Online poker and slots are not legal in Massachusetts at this time. Any sites that say otherwise are not telling you the full story, and are operating from offshore illegally. With social casinos, you can play similar games a legal way.
With poker, it doesn’t seem likely that is will be legal in Massachusetts anytime soon. There are no bills to legalize poker in the Bay State right now and there’s not much of an effort behind it, either. The only thing that might change people’s minds in Boston is if online poker takes off in neighboring states like Connecticut. If it seems as though plenty of Massachusetts dollars are leaving to CT to play poker, then discussions might begin.
As for slots, they are a typical sight at Massachusetts casinos. Both full-service casinos and the lone racino in the state are home to more than 1,000 machines, and the two larger properties have nearly 3,000 each.
Types of slots in Massachusetts include the classic reel games (both three and five) and the more modern video slots. Some slots are even linked with one another and feature a progressive jackpot that can put life-changing money into the player’s pocket.
Other online gambling options
Massachusetts does not have laws directly addressing online gaming one way or the other. As in many states, the legal framework simply hasn’t caught up to reality yet.
However, Massachusetts has shown itself to be relatively agreeable to the notion of online gambling, as it was one of the few states to legalize daily fantasy sports betting. It’s possible that expansion to other forms of online gambling and sports betting will occur in the near future, until then there are of course, sweepstake casinos for everyone to enjoy.
Unfortunately, all forms of online gambling — including online casinos — have yet to be legalized and launched in the Bay State.
Sports betting is the closest to making that a thing of the past, with some seeing early 2023 as a potential start date for sportsbook operators in Massachusetts.
Once casinos and sports betting come online, gamblers will have to be 21 years of age or older to place wagers in the state.
The Massachusetts Gaming Commission (MGC) regulates legal sports betting in the state.

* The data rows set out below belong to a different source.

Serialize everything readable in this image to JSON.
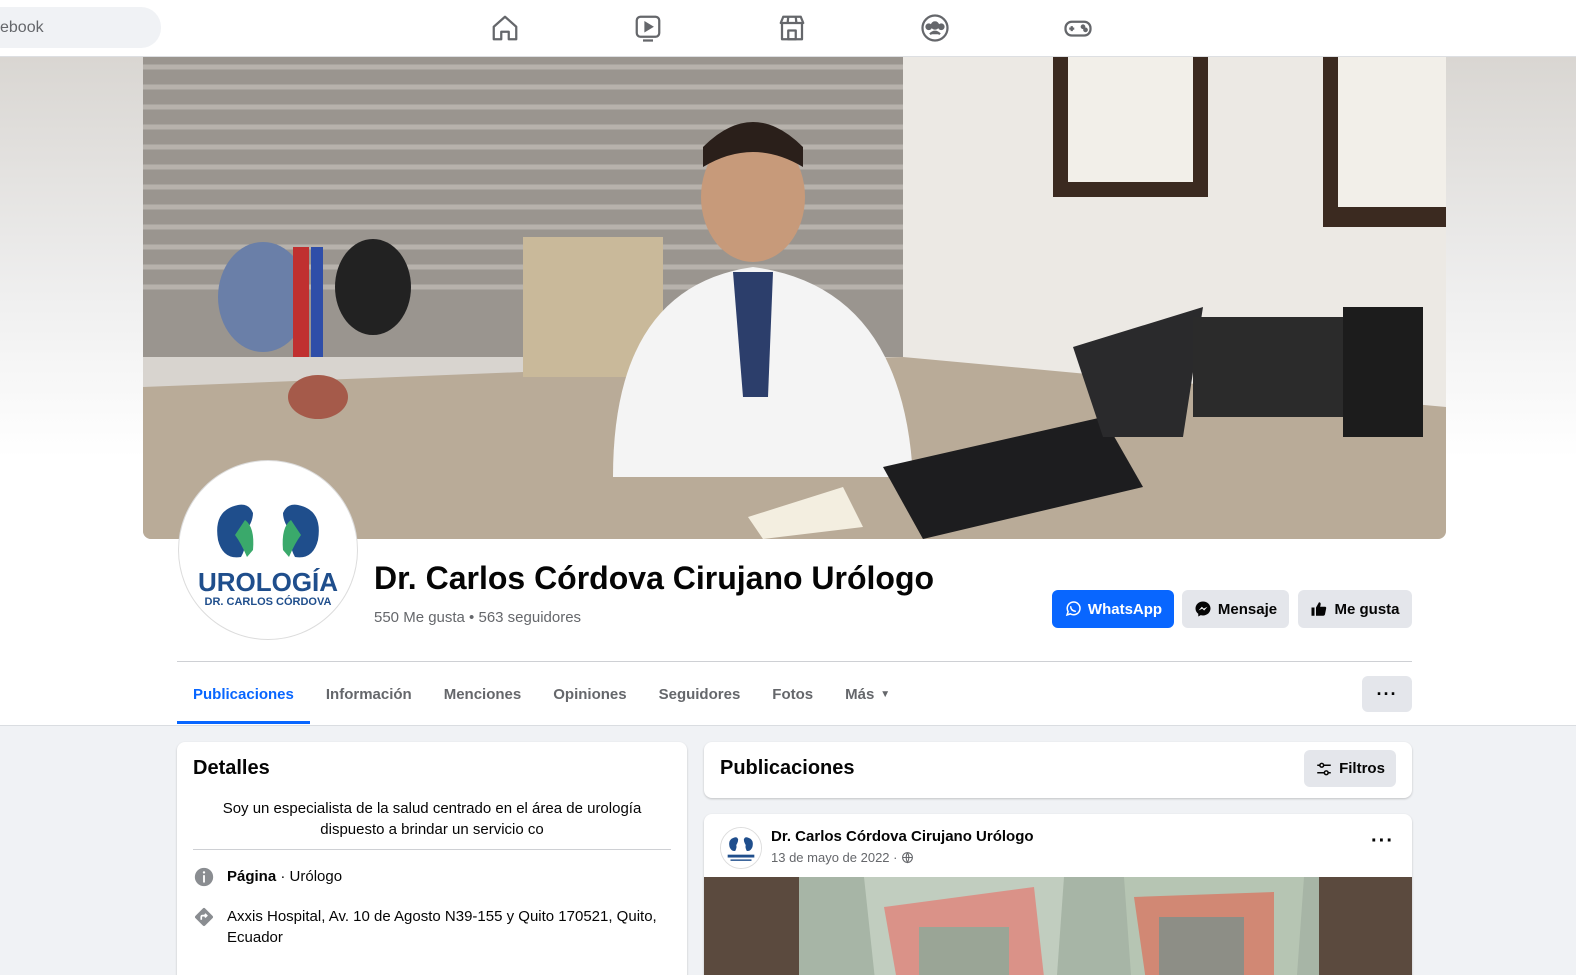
{
  "topbar": {
    "search_placeholder": "ebook",
    "nav_icons": [
      "home-icon",
      "video-icon",
      "marketplace-icon",
      "groups-icon",
      "gaming-icon"
    ]
  },
  "page": {
    "title": "Dr. Carlos Córdova Cirujano Urólogo",
    "stats": "550 Me gusta • 563 seguidores",
    "logo_text_main": "UROLOGÍA",
    "logo_text_sub": "DR. CARLOS CÓRDOVA"
  },
  "actions": {
    "whatsapp": "WhatsApp",
    "message": "Mensaje",
    "like": "Me gusta"
  },
  "tabs": [
    {
      "label": "Publicaciones",
      "active": true
    },
    {
      "label": "Información"
    },
    {
      "label": "Menciones"
    },
    {
      "label": "Opiniones"
    },
    {
      "label": "Seguidores"
    },
    {
      "label": "Fotos"
    },
    {
      "label": "Más"
    }
  ],
  "more_button": "···",
  "details": {
    "title": "Detalles",
    "bio": "Soy un especialista de la salud centrado en el área de urología dispuesto a brindar un servicio co",
    "category_prefix": "Página",
    "category": " · Urólogo",
    "address": "Axxis Hospital, Av. 10 de Agosto N39-155 y Quito 170521, Quito, Ecuador"
  },
  "posts": {
    "title": "Publicaciones",
    "filter_label": "Filtros",
    "items": [
      {
        "author": "Dr. Carlos Córdova Cirujano Urólogo",
        "date": "13 de mayo de 2022 ·",
        "menu": "···"
      }
    ]
  },
  "colors": {
    "accent": "#0866ff",
    "secondary_button": "#e4e6eb",
    "background": "#f0f2f5",
    "muted_text": "#65676b",
    "logo_blue": "#1f4e8c",
    "logo_green": "#3aa96b"
  }
}
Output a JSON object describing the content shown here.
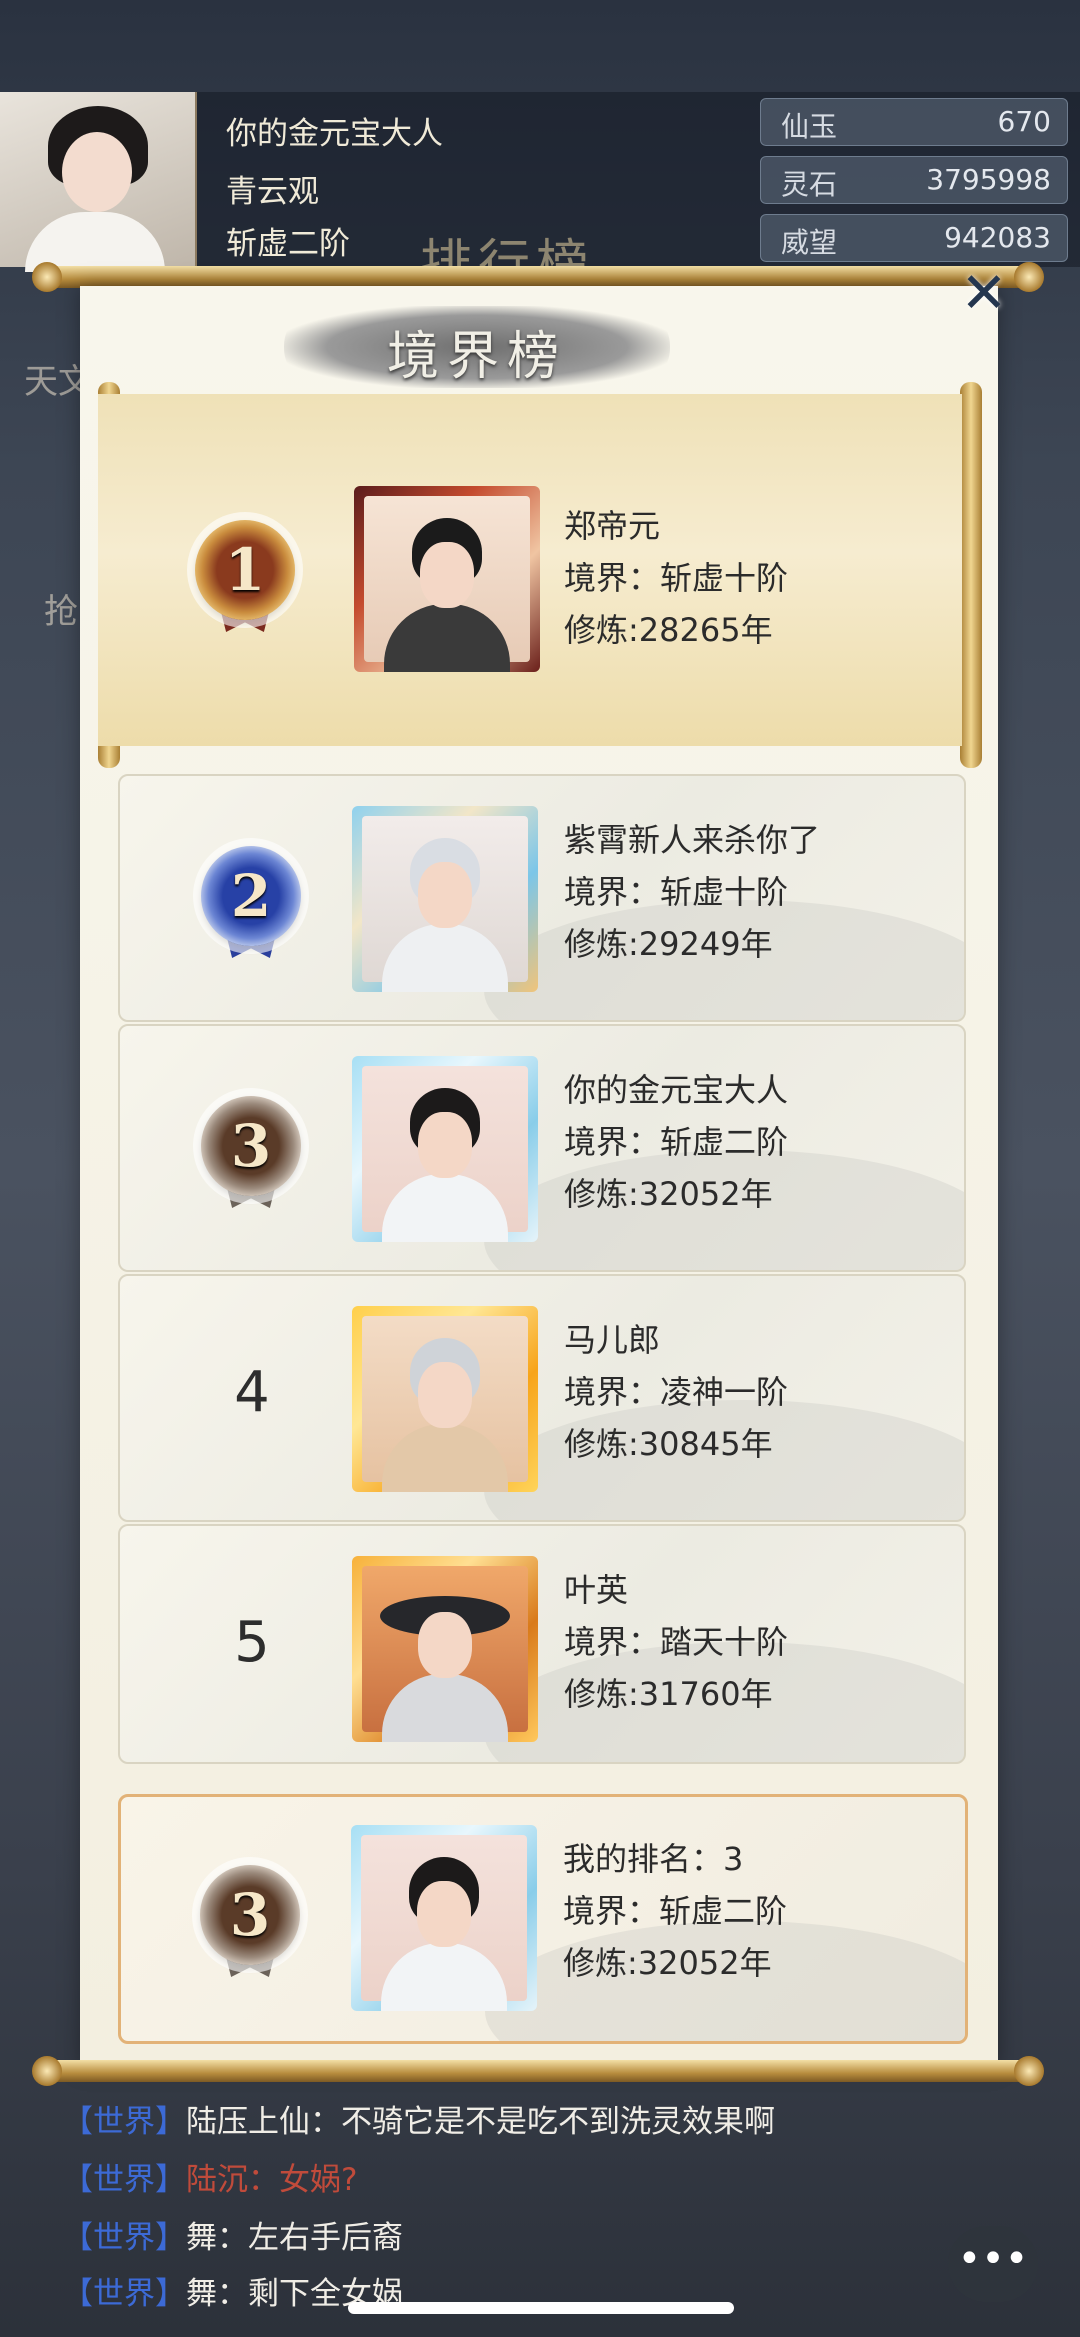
{
  "header": {
    "player_name": "你的金元宝大人",
    "sect": "青云观",
    "realm": "斩虚二阶",
    "background_title": "排行榜",
    "resources": [
      {
        "label": "仙玉",
        "value": "670"
      },
      {
        "label": "灵石",
        "value": "3795998"
      },
      {
        "label": "威望",
        "value": "942083"
      }
    ]
  },
  "modal": {
    "title": "境界榜",
    "close_icon": "close-x-icon"
  },
  "ranks": [
    {
      "rank": "1",
      "name": "郑帝元",
      "realm": "境界：斩虚十阶",
      "cultivation": "修炼:28265年"
    },
    {
      "rank": "2",
      "name": "紫霄新人来杀你了",
      "realm": "境界：斩虚十阶",
      "cultivation": "修炼:29249年"
    },
    {
      "rank": "3",
      "name": "你的金元宝大人",
      "realm": "境界：斩虚二阶",
      "cultivation": "修炼:32052年"
    },
    {
      "rank": "4",
      "name": "马儿郎",
      "realm": "境界：凌神一阶",
      "cultivation": "修炼:30845年"
    },
    {
      "rank": "5",
      "name": "叶英",
      "realm": "境界：踏天十阶",
      "cultivation": "修炼:31760年"
    }
  ],
  "my_rank": {
    "rank": "3",
    "label": "我的排名：3",
    "realm": "境界：斩虚二阶",
    "cultivation": "修炼:32052年"
  },
  "chat": [
    {
      "channel": "【世界】",
      "name": "陆压上仙",
      "message": "：不骑它是不是吃不到洗灵效果啊",
      "highlight": false
    },
    {
      "channel": "【世界】",
      "name": "陆沉",
      "message": "：女娲?",
      "highlight": true
    },
    {
      "channel": "【世界】",
      "name": "舞",
      "message": "：左右手后裔",
      "highlight": false
    },
    {
      "channel": "【世界】",
      "name": "舞",
      "message": "：剩下全女娲",
      "highlight": false
    }
  ],
  "chat_button_icon": "more-dots-icon",
  "side_labels": [
    "天文",
    "抢"
  ]
}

Sports betting legislation currently under consideration sees the commission as the overseer of the activity.
If online casinos one day launch, the MGC would likely oversee them as well.